Two stories, both of which I have told before:
1. Last fall, I had a kind of spiritual upset after seeing Amon Amarth and Ensiferum in concert at Jaxx in Northern Virginia. I realized that the Christianity I had been flirting with didn’t really punch all of the spiritual buttons that I felt needed to be pushed. There was (and is) something about mythology and my ancestry and heritage that boils in my blood–something that means more than a hobby-interest. Something there resonates as Truth and Meaning. Anyway, I was in this frame of mind, and thinking about Asatru again, and the Norse gods (even listening to Ravencast), and kind of wishing I could have an experience with the Norse gods. One day, on the way to school, I got on the Metro and there was this smallish white-bearded old man with a fedora and an eyepatch. I am sorry to report that was too chicken to approach him and ask him if he was the All-Father. I thought it was just silly at the time: “haha, a guy that looks just like Odin, but the more I think about it, the more I wonder if that wasn’t a brush with something bigger. Right there, on the red line on the DC Metro.

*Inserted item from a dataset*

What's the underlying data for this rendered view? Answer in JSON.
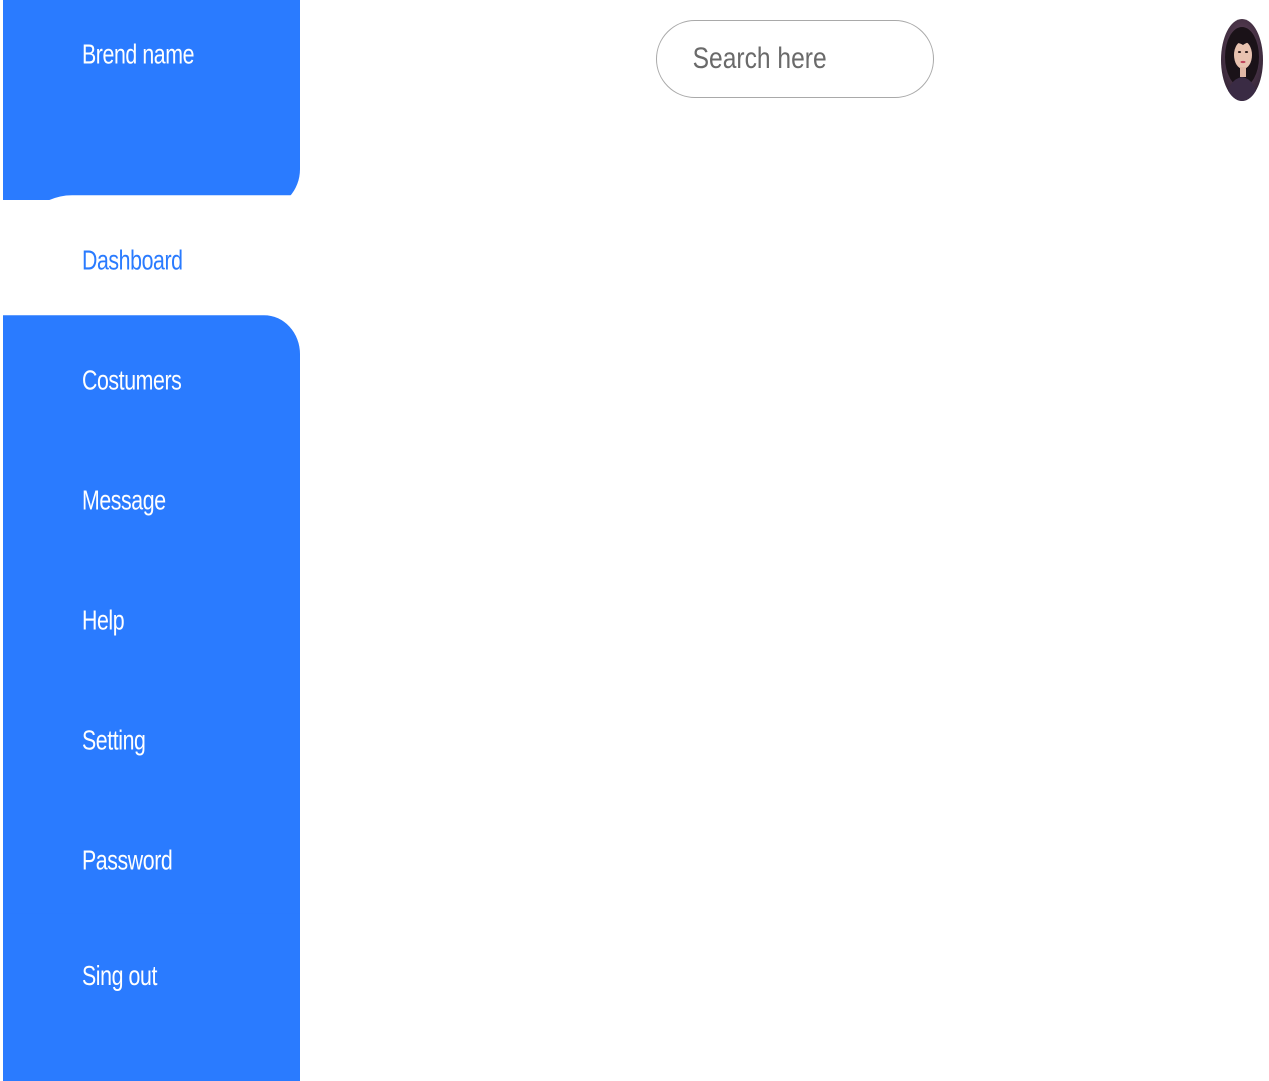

2. Last November, when I first started thinking seriously about Hellenic polytheism, I was reading about Dionysus in Edith Hamilton’s Mythology and listening to the Battlestar Galactica soundtrack, when I had this intense spiritual epiphany. All of a sudden, it all seemed so real. Dionysus was suddenly incredibly vivid, and incredibly significant. The total effect was a bit overwhelming and incredibly powerful. I had this sensation of Dionysus’s massive divine presence, something holy but out of control, like a spiritual hurricane.
So in other words, I have arguably had two different encounters with gods on the red line. I wonder if there is something special about the Metro. It is, after all, a place between worlds: the subway is its own little environment that moves between other environments–different neighborhoods, even different states in the DC area. It is a liminal place, a world between worlds, a halfway world that exists in different worlds while also maintaining its own existence. It is more than a vehicle, because it is like a room that you can move around in, like a place as much as it is a thing. I wonder if the liminal nature of the Metro makes it into a place where gods can more easily come through and enter the world of humans? Or perhaps it is that the Metro puts my mind into a liminal state, which makes it more receptive to the gods and their emissaries. I wonder if it’s just me, or if other people have had significant divine or spiritual encounters on trains or subways?